At the end of the course students should have consciously learned the necessity of the protection of cultural heritage as Universal Humankind’s universal patrimony. A further objective is also to raise awareness of the importance of the use of new technologies for the protection and monitoring of cultural heritage, as well as the possible active involvement of citizens in its preservation. The acquired knowledge will concern the history of archaeology (from its inception to modern times) and its use as a means of historical reconstruction.

Dates:
  • 24 November 2014, 8 weeks
Course properties:
  • Free:
  • Paid:
  • Certificate:
  • MOOC:
  • Video:
  • Audio:
  • Email-course:
  • Language: English Gb

Reviews

No reviews yet. Want to be the first?

Register to leave a review
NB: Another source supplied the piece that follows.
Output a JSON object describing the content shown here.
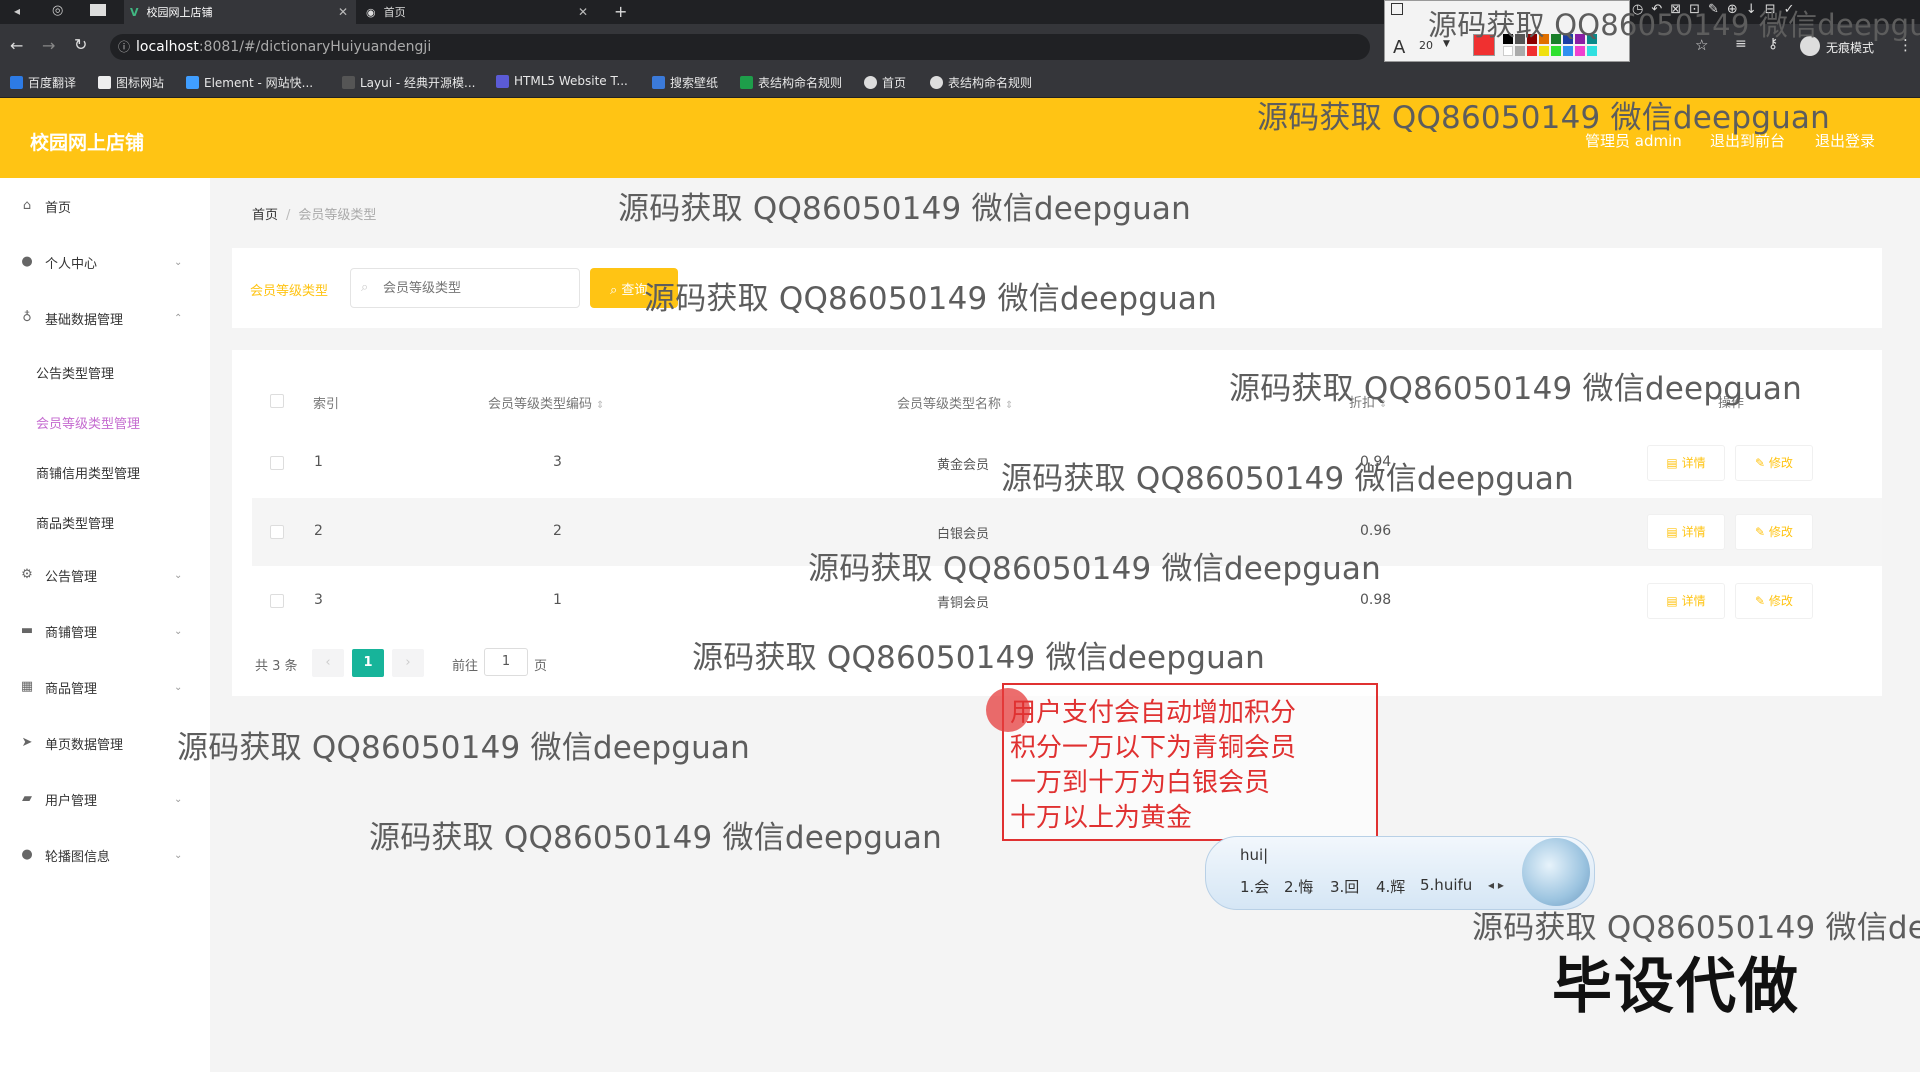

Show?id=n3eliycplgk&bids=695438
NVIDIA
More on this topic:
28274_aba8_10 Online Courses - Anytime, Anywhere
Stories, Rare Photographs and Videos From The Ancient Ruins And World Heritage...
Anthro_262x136 ANTH207x: Introduction to Human Evolution
An overview of human evolutionary history viewed through the human fossil, archaeological...
Amud-ohalo-vienna Human Evolution: Past and Future
Introduction to the science of human origins, the fossil and archaeological...
21h-405js05 The Ancient City
This course focuses on the archaeology of the Greek and Roman city. It investigates...
Nubia2 The Art and Archaeology of Ancient Nubia
This course examines the development of the art and architecture of the cultures...
More from 'Humanities':
Regular_e1cb8778-beb8-4652-a46c-471c2c5a5d2b Nutrition and Wellbeing
Demystify the complex and conflicting messages we hear about nutrition, health...
Regular_b4a97236-bd82-446b-b252-77aa14859944 Exploring Sustainable Living and Loving with Mogli
Embrace green living and learn how to adopt a more mindful and environmentally...
Regular_bd350b9d-cad0-4f7c-a891-35be66a516af Supporting Adolescent Learners: Social and Emotional Wellbeing
Learn to support adolescent learners with their social and emotional wellbeing...
Regular_740b05cb-77f8-4037-a145-ca49a152d3d4 Quality of Life Studies and Public Policy
Gain an insight into the relationship between public policy and quality of life...
Regular_367b3873-b761-44a3-b962-1659b5e700e7 Medicine and the Arts: Humanising Healthcare
Explore the field of medical humanities - the intersection of the arts, humanities...
More from 'Coursera':
Success-from-the-start-2 First Year Teaching (Secondary Grades) - Success from the Start
Success with your students starts on Day 1. Learn from NTC's 25 years developing...
New-york-city-78181 Understanding 9/11: Why Did al Qai’da Attack America?
This course will explore the forces that led to the 9/11 attacks and the policies...
Small-icon.hover Aboriginal Worldviews and Education
This course will explore indigenous ways of knowing and how this knowledge can...
Ac-logo Analytic Combinatorics
Analytic Combinatorics teaches a calculus that enables precise quantitative...
Talk_bubble_fin2 Accountable Talk®: Conversation that Works
Designed for teachers and learners in every setting - in school and out, in...

© 2013-2019